WHAT TO DO: Give the entries below again exactly. Their pictures are not needed.

MATERIAL FOR THIS TASK:
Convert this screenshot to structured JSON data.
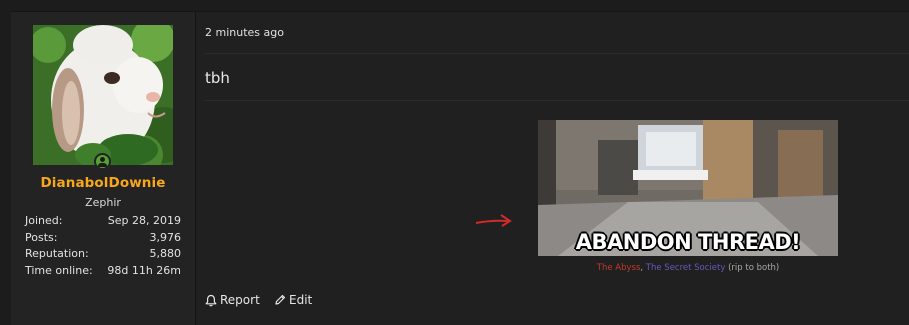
{
  "user": {
    "username": "DianabolDownie",
    "title": "Zephir",
    "username_color": "#f7a71b",
    "online_status_color": "#58a234",
    "stats": [
      {
        "label": "Joined:",
        "value": "Sep 28, 2019"
      },
      {
        "label": "Posts:",
        "value": "3,976"
      },
      {
        "label": "Reputation:",
        "value": "5,880"
      },
      {
        "label": "Time online:",
        "value": "98d 11h 26m"
      }
    ]
  },
  "post": {
    "timestamp": "2 minutes ago",
    "message": "tbh",
    "image_caption": "ABANDON THREAD!",
    "signature": {
      "link1": "The Abyss",
      "separator": ",",
      "link2": "The Secret Society",
      "suffix": "(rip to both)"
    }
  },
  "actions": {
    "report": "Report",
    "edit": "Edit"
  },
  "icons": {
    "online": "user-online-icon",
    "arrow": "red-arrow-icon",
    "report": "bell-icon",
    "edit": "pencil-icon"
  },
  "colors": {
    "background": "#1c1c1c",
    "post": "#202020",
    "arrow": "#d32a2a",
    "link1": "#c0392b",
    "link2": "#6a57b8"
  }
}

ANSWER TO THE PROBLEM:
Convert this screenshot to structured JSON data.
{
  "user": {
    "username": "DianabolDownie",
    "title": "Zephir",
    "username_color": "#f7a71b",
    "online_status_color": "#58a234",
    "stats": [
      {
        "label": "Joined:",
        "value": "Sep 28, 2019"
      },
      {
        "label": "Posts:",
        "value": "3,976"
      },
      {
        "label": "Reputation:",
        "value": "5,880"
      },
      {
        "label": "Time online:",
        "value": "98d 11h 26m"
      }
    ]
  },
  "post": {
    "timestamp": "2 minutes ago",
    "message": "tbh",
    "image_caption": "ABANDON THREAD!",
    "signature": {
      "link1": "The Abyss",
      "separator": ",",
      "link2": "The Secret Society",
      "suffix": "(rip to both)"
    }
  },
  "actions": {
    "report": "Report",
    "edit": "Edit"
  },
  "icons": {
    "online": "user-online-icon",
    "arrow": "red-arrow-icon",
    "report": "bell-icon",
    "edit": "pencil-icon"
  },
  "colors": {
    "background": "#1c1c1c",
    "post": "#202020",
    "arrow": "#d32a2a",
    "link1": "#c0392b",
    "link2": "#6a57b8"
  }
}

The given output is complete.